|Anxiety||Mood disorder||Attention Deficit Disorder/Attention Deficit Hyperactivity Disorder||Autism Spectrum Disorder*|
|Type of mental health problem||34.8||33.8||48.1||49.5|
*Interpret with caution
The youth survey covered First Nations youth 12-17 years old, and therefore represents a large proportion of the school-aged population living on reserve and in northern First Nations communities.
Source: CICH graphic created using data adapted from the First Nations Information Governance Centre, National Report of the First Nations Regional Health Survey Phase 3: Volume One, (Ottawa: 2018). 200 pages. Published in March 2018.
In 2015/2016, less than half of First Nations youth with a mental health issue or disorder were receiving treatment.
34% of First Nations youth aged 12 to 17 years were receiving treatment.
35% of First Nations youth with anxiety were receiving treatment, while less than half (48%) of youth with attention deficit disorder/attention deficit hyperactivity disorder and 50% of youth with autism spectrum disorder were receiving treatment.

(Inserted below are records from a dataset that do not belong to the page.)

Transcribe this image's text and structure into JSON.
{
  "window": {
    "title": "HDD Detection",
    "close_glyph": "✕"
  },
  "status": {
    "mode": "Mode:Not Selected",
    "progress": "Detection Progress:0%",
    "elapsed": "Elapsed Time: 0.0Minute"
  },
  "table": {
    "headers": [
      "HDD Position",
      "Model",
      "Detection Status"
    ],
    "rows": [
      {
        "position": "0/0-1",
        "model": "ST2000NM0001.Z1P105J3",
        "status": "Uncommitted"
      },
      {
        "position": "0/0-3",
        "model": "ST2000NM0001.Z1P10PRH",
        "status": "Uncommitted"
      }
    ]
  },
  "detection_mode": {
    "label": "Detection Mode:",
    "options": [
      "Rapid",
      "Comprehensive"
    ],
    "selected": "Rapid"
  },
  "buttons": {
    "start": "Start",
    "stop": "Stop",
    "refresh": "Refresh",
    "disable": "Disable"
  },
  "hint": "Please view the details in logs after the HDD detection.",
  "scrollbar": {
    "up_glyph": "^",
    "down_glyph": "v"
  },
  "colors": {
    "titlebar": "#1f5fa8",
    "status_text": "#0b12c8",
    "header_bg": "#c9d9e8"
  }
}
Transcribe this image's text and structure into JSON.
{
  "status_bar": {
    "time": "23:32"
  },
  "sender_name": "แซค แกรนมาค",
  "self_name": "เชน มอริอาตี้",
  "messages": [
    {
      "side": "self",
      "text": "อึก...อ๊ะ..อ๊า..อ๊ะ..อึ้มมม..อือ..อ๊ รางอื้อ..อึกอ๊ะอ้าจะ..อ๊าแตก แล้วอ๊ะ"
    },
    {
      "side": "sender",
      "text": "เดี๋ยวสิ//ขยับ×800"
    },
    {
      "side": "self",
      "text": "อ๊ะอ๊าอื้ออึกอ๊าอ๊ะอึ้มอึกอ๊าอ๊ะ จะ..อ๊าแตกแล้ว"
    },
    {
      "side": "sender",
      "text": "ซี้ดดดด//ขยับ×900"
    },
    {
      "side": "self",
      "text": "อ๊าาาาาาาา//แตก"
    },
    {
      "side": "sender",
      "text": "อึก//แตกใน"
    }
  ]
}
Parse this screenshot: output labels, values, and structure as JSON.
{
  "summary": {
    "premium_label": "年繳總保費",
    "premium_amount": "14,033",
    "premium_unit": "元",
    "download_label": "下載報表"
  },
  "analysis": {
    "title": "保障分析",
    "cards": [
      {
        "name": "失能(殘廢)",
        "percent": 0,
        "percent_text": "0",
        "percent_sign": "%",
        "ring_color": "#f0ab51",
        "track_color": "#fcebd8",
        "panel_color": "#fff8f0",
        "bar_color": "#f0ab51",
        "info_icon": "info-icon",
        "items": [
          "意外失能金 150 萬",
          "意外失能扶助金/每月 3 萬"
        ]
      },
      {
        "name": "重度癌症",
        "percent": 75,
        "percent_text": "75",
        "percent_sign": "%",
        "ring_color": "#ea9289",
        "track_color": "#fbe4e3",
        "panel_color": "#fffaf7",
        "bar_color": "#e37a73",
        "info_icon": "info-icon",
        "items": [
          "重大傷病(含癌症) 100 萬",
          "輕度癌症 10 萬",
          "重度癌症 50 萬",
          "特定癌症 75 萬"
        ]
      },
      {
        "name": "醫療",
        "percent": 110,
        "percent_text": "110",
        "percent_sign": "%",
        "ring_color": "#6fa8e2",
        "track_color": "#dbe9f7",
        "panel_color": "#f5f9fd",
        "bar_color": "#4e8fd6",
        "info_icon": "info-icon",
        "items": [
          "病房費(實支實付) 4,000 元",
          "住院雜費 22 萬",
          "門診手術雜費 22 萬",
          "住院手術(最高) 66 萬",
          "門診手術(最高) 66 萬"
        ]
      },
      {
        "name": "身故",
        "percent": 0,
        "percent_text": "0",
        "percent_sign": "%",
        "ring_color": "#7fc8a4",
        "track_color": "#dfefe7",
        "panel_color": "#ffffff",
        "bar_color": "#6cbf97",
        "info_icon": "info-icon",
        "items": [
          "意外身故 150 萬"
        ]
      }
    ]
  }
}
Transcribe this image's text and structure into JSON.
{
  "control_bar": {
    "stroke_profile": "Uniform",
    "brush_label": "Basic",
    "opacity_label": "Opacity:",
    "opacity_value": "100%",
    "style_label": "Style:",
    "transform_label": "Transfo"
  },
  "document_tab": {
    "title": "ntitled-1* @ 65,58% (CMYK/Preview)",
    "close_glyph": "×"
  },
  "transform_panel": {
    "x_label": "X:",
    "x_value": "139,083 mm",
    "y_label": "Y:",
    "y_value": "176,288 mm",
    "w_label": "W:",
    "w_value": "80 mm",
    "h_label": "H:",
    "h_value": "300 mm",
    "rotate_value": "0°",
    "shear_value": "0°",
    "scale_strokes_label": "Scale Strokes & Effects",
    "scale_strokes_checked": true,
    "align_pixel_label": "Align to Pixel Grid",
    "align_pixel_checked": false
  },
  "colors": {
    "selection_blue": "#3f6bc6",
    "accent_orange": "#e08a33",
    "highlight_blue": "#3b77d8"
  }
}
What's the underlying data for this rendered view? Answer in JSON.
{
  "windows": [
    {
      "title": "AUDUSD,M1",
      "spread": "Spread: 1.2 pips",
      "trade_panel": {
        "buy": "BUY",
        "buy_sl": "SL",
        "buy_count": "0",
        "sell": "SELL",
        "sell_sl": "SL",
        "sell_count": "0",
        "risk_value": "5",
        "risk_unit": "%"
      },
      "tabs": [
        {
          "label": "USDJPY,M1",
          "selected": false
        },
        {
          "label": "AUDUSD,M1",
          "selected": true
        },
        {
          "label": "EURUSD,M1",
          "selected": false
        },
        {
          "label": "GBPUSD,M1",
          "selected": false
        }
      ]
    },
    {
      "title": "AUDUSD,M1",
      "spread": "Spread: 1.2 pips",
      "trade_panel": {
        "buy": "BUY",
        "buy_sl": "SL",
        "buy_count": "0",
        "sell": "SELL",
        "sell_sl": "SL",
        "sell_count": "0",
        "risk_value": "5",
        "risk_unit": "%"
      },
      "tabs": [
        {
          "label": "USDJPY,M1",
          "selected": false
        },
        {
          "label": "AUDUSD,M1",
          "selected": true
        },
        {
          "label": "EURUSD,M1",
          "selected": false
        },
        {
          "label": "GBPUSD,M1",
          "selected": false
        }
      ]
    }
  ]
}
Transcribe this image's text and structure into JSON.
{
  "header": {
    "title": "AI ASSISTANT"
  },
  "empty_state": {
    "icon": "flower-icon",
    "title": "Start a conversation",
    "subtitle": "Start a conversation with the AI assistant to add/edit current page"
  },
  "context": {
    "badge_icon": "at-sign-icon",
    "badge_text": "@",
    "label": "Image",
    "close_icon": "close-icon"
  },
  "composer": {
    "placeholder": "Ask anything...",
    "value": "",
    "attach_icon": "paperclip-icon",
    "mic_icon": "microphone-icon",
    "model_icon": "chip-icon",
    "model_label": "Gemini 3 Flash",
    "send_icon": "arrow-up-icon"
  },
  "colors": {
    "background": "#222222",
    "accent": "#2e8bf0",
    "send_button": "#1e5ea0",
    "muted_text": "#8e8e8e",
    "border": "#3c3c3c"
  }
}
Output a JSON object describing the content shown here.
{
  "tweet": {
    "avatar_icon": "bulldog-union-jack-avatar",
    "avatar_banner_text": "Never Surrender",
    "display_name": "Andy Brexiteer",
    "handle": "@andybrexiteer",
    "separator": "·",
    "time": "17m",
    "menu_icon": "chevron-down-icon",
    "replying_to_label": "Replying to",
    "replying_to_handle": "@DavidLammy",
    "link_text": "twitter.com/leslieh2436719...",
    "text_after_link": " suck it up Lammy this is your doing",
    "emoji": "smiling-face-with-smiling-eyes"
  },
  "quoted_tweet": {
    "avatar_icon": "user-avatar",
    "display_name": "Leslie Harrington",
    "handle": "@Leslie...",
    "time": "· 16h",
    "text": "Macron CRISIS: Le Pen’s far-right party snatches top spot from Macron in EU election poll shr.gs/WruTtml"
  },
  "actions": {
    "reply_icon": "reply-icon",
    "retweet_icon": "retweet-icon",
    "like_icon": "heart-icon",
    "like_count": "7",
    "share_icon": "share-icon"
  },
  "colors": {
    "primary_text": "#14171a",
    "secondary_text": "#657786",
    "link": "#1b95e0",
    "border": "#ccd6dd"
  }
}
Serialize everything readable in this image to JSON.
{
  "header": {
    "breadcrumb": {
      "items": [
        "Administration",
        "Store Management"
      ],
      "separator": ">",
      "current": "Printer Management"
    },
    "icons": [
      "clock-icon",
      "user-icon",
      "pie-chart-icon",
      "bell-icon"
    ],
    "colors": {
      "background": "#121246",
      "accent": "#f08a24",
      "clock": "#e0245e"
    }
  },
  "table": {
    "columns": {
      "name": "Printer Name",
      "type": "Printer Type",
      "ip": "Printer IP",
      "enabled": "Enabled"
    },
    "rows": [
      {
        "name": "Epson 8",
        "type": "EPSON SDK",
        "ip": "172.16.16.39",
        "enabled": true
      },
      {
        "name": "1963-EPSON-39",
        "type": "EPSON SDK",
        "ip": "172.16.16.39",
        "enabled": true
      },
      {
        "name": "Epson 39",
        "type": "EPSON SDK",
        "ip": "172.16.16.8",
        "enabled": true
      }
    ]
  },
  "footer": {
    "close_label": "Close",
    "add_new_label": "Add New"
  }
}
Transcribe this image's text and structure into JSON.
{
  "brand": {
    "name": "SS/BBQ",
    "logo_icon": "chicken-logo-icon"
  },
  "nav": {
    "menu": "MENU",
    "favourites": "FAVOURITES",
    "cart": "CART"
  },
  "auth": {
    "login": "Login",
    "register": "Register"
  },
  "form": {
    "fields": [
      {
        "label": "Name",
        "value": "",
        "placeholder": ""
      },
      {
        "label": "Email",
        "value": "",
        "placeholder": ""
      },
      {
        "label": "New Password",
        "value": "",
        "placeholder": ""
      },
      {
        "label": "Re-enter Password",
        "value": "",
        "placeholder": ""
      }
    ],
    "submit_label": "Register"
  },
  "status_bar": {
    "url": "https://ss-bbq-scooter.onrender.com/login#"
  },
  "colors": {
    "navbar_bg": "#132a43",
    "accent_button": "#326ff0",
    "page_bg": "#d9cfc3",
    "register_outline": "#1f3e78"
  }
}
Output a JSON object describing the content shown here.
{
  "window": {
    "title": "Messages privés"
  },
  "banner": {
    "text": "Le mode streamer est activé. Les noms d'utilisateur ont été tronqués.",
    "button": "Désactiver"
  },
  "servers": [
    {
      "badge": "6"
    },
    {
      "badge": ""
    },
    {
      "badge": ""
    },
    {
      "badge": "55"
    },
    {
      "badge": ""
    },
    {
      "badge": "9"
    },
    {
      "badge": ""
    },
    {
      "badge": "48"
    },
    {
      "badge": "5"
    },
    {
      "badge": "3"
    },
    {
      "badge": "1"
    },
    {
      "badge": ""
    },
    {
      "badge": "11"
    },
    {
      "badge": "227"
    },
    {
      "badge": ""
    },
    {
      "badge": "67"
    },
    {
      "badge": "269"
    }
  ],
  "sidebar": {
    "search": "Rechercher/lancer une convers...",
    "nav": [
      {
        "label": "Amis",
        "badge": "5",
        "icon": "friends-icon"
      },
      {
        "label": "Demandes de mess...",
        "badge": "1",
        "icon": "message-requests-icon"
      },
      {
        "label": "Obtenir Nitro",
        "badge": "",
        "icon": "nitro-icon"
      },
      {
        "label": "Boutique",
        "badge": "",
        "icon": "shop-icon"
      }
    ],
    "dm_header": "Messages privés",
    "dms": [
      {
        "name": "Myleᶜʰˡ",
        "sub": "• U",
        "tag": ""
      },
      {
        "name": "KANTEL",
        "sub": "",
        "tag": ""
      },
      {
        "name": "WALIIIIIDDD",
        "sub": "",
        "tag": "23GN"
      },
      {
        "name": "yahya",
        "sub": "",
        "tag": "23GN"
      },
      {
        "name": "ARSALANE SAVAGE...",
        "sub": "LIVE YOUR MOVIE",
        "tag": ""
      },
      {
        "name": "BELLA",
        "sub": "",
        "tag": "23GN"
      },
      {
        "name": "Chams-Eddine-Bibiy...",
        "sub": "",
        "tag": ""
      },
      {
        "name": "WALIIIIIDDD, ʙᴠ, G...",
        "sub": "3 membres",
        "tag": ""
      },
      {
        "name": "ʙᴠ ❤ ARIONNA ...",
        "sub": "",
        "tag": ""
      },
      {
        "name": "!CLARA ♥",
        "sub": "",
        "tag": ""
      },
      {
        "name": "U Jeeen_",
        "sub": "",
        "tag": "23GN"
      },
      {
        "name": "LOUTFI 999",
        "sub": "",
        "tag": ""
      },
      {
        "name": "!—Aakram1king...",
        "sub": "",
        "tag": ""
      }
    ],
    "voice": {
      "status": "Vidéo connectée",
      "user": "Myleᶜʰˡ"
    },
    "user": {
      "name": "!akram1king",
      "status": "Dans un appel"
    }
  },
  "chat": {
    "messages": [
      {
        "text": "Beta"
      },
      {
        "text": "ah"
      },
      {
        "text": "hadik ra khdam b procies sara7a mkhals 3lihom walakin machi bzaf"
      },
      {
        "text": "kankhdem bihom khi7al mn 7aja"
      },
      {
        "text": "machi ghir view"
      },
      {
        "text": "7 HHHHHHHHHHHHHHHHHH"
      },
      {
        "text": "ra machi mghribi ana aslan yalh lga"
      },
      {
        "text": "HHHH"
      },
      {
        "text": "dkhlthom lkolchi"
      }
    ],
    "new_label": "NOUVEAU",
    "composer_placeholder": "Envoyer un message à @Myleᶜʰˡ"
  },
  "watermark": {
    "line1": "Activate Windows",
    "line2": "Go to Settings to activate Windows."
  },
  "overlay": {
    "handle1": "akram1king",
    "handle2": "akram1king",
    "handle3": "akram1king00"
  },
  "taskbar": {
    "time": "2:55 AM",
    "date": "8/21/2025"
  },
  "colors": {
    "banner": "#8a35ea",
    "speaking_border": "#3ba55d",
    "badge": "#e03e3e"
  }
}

Access to mental health services is impacted by a number of factors. These include limited mental health care providers, healthcare recruitment and retention challenges, limited knowledge about mental health by generalist healthcare practitioners, and limited cultural safety in health care settings. All of these factors can limit care and treatment for Indigenous youth with mental health challenges. It is very important that mental health services for Indigenous youth are culturally appropriate, where healthcare providers understand the underlying cultural experiences and factors that impact mental health – such as the negative effects of colonization, dispossession, culture loss, and social disconnection.